▶ What you need to do:
Find how many lines of the following entries contain "learning". Reply with the number alone.

▶ Data supplied:
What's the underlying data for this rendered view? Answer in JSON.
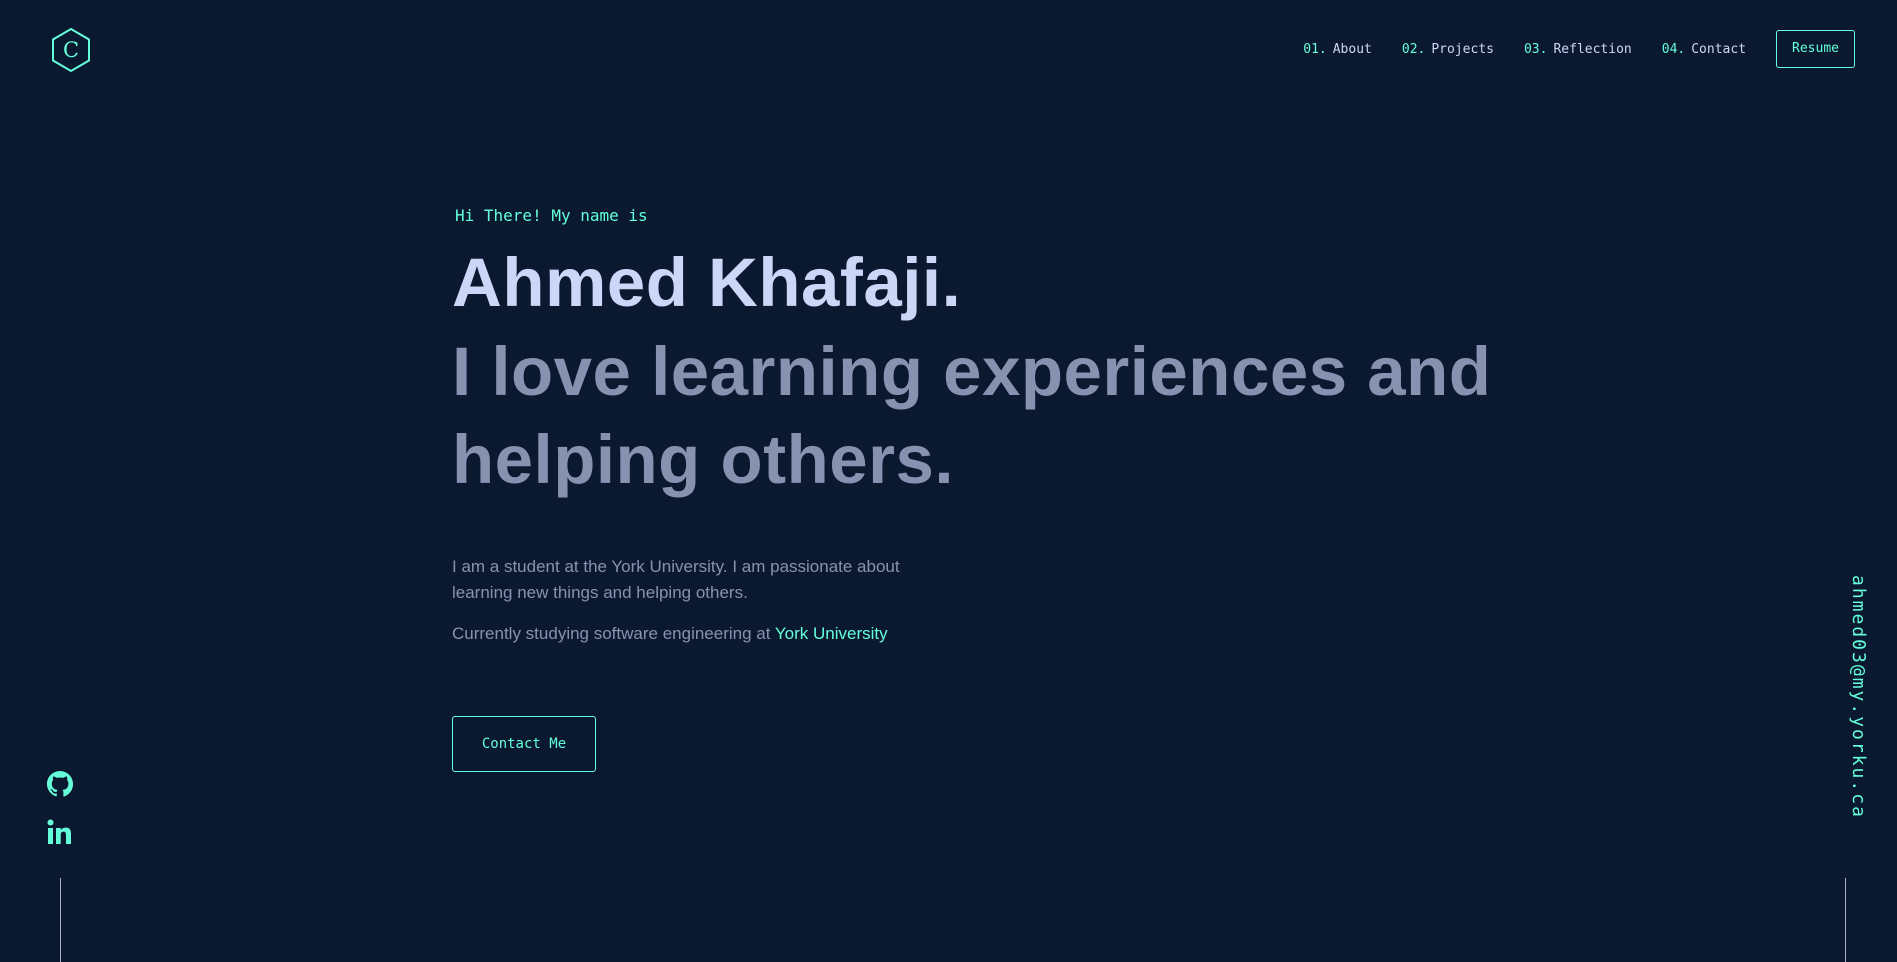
{
  "logo": {
    "letter": "C",
    "icon": "hexagon-logo-icon"
  },
  "nav": {
    "items": [
      {
        "num": "01.",
        "label": "About"
      },
      {
        "num": "02.",
        "label": "Projects"
      },
      {
        "num": "03.",
        "label": "Reflection"
      },
      {
        "num": "04.",
        "label": "Contact"
      }
    ],
    "resume_label": "Resume"
  },
  "hero": {
    "greeting": "Hi There! My name is",
    "name": "Ahmed Khafaji.",
    "tagline": "I love learning experiences and helping others.",
    "bio": "I am a student at the York University. I am passionate about learning new things and helping others.",
    "study_prefix": "Currently studying software engineering at ",
    "study_link": "York University",
    "contact_label": "Contact Me"
  },
  "social": {
    "icons": [
      "github-icon",
      "linkedin-icon"
    ]
  },
  "email": "ahmed03@my.yorku.ca",
  "colors": {
    "background": "#0b1930",
    "accent": "#64ffda",
    "heading": "#ccd6f6",
    "text": "#8892b0"
  }
}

▶ Answer to this problem:
2